Across all the entries below, count each line that holds "true" and report the figure only.
[Opening INPUT DATA section]
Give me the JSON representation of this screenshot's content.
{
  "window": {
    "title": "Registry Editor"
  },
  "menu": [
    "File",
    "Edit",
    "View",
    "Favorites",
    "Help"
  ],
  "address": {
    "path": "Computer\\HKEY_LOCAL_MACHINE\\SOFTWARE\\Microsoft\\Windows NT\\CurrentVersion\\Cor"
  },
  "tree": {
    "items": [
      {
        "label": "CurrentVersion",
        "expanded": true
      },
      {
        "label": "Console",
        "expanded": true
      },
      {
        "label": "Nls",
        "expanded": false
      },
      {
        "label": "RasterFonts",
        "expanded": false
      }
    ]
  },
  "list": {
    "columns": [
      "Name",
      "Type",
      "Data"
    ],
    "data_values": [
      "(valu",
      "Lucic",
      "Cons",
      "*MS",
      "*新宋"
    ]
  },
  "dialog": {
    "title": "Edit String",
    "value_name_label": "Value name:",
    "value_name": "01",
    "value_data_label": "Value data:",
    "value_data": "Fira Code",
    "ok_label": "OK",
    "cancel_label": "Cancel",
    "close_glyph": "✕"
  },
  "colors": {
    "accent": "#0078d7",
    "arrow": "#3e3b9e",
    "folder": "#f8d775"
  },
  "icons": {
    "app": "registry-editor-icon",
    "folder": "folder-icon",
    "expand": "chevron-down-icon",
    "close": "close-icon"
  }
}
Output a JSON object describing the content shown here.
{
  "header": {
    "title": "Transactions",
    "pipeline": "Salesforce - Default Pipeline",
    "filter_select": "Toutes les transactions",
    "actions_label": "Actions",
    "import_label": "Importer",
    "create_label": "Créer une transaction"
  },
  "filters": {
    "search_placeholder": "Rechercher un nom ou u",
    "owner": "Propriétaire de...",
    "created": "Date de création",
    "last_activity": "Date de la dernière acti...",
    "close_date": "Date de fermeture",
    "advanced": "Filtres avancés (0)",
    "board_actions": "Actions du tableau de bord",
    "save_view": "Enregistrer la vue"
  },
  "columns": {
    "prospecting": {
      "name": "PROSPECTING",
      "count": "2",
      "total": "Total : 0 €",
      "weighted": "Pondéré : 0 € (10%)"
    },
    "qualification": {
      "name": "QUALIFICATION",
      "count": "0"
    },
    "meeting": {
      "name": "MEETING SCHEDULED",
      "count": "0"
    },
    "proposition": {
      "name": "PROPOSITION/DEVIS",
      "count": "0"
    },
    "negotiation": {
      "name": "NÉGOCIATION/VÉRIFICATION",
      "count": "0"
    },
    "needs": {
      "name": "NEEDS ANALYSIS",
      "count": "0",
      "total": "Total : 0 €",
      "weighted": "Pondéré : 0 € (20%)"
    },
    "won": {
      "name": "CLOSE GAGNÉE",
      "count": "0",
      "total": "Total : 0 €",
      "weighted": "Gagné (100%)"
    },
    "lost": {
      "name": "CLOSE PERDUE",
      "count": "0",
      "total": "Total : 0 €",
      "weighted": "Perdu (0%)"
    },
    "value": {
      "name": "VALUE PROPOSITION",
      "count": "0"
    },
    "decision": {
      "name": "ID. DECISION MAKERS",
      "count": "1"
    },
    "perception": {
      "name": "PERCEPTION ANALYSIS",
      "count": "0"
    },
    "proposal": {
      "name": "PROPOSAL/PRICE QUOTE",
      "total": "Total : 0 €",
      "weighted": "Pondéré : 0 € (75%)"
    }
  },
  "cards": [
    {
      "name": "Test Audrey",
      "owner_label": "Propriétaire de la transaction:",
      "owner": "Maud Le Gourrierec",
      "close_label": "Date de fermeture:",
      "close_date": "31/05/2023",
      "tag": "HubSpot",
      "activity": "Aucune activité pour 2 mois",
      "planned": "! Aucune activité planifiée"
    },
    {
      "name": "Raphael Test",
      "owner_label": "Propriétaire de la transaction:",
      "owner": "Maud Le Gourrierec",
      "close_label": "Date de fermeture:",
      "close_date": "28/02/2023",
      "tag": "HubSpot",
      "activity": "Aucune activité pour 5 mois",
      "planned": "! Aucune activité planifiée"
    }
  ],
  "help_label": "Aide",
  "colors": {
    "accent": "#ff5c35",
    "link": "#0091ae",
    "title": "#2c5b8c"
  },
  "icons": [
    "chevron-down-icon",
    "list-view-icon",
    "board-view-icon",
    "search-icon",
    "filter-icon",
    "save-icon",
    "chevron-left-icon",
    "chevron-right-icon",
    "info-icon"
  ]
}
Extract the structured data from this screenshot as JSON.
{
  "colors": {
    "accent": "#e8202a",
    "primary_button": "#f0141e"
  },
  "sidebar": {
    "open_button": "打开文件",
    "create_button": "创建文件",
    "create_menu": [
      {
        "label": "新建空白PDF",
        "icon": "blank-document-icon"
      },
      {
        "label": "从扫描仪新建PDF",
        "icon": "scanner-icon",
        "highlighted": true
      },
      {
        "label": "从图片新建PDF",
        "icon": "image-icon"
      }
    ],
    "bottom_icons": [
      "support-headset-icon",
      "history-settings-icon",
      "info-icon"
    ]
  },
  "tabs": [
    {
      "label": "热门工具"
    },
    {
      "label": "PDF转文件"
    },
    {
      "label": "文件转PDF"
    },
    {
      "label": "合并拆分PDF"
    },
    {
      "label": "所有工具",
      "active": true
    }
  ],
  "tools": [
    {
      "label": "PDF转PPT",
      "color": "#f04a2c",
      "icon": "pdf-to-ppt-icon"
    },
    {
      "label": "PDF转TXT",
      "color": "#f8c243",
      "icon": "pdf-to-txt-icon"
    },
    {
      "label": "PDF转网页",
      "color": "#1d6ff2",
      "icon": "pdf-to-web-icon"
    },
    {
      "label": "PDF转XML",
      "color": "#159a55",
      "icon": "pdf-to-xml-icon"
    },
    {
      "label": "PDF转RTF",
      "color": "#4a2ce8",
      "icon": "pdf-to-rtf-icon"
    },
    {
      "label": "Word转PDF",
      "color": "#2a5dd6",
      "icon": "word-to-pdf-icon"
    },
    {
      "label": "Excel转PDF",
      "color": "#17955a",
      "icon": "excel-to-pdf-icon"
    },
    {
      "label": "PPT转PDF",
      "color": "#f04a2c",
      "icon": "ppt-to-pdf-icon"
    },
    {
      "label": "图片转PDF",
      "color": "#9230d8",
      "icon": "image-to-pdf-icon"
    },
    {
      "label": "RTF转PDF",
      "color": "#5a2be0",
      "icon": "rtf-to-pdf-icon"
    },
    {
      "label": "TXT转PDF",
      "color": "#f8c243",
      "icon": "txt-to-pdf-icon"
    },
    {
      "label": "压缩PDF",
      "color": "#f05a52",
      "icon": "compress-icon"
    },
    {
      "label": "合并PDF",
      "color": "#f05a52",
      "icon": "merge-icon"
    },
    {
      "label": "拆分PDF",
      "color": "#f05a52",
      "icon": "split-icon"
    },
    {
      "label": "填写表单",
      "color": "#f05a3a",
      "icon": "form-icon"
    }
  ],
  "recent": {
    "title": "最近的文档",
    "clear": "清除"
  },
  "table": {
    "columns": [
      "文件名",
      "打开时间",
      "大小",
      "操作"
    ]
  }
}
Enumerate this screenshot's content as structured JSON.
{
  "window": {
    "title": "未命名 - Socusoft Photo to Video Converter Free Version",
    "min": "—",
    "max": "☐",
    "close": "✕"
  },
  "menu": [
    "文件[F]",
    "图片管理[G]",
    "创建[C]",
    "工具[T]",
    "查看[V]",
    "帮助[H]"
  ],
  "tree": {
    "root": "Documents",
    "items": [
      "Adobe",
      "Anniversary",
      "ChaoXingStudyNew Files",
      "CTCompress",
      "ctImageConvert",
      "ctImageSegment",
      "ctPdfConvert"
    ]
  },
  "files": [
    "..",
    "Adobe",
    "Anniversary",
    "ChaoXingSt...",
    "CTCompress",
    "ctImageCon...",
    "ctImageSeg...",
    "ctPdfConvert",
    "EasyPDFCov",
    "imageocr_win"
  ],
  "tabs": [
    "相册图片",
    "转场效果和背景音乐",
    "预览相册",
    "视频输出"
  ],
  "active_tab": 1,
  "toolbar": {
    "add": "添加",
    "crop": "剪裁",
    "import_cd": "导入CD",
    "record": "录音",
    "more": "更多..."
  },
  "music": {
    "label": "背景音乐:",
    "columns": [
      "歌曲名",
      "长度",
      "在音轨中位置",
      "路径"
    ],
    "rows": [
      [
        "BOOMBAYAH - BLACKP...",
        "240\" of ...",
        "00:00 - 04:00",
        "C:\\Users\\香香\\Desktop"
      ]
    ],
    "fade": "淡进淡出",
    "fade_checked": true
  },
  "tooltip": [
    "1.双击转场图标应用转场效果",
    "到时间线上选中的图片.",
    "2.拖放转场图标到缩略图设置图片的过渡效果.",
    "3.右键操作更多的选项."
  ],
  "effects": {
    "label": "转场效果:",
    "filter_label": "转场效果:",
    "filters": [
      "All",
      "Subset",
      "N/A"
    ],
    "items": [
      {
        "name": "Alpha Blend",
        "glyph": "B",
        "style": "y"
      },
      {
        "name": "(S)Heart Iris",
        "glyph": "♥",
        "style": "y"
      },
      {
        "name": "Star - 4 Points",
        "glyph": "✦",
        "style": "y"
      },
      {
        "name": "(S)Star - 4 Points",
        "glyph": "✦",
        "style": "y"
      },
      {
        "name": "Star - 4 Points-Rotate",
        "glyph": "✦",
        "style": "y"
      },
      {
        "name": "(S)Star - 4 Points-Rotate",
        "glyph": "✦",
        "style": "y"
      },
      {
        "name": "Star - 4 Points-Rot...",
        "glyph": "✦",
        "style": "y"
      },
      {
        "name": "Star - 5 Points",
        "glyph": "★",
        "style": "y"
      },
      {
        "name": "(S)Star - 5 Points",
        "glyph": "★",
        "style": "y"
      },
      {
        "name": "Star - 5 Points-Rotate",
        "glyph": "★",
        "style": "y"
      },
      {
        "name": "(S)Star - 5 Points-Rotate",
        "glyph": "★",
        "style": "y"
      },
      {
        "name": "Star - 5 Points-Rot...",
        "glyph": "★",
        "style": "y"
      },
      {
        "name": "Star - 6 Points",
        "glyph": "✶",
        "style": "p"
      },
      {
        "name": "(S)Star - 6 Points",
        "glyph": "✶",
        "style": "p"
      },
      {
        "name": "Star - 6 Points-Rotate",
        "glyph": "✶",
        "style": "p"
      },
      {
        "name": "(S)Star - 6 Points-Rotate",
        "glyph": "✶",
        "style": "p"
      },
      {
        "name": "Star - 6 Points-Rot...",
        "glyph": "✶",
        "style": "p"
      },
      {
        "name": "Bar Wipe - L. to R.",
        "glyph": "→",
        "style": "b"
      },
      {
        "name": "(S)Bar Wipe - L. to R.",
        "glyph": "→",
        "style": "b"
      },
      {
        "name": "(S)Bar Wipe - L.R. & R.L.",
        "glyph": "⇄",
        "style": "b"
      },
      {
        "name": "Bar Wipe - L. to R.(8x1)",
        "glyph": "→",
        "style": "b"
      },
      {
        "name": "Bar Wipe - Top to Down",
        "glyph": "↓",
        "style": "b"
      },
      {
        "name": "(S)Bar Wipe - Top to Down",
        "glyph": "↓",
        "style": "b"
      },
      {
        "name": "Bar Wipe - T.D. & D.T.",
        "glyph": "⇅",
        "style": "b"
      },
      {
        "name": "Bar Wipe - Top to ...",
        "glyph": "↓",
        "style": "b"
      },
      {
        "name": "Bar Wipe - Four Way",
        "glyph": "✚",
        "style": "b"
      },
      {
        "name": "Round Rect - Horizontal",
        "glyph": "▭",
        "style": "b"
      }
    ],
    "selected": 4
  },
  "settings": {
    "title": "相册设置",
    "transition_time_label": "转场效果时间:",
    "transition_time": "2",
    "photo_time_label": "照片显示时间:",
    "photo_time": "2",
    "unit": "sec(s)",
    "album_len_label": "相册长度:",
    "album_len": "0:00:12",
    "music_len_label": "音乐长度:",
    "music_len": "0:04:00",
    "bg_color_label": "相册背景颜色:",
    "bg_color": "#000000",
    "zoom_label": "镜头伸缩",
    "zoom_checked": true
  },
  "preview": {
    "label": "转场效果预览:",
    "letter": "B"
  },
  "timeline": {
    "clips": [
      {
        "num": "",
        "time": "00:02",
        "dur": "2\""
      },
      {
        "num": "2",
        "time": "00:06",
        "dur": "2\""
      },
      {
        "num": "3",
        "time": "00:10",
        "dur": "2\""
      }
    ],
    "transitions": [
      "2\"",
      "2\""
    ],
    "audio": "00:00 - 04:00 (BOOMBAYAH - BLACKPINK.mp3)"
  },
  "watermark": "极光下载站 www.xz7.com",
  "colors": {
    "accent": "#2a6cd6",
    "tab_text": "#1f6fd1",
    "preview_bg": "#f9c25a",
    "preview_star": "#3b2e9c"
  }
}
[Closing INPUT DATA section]
**ANSWER TO THE EXERCISE**
6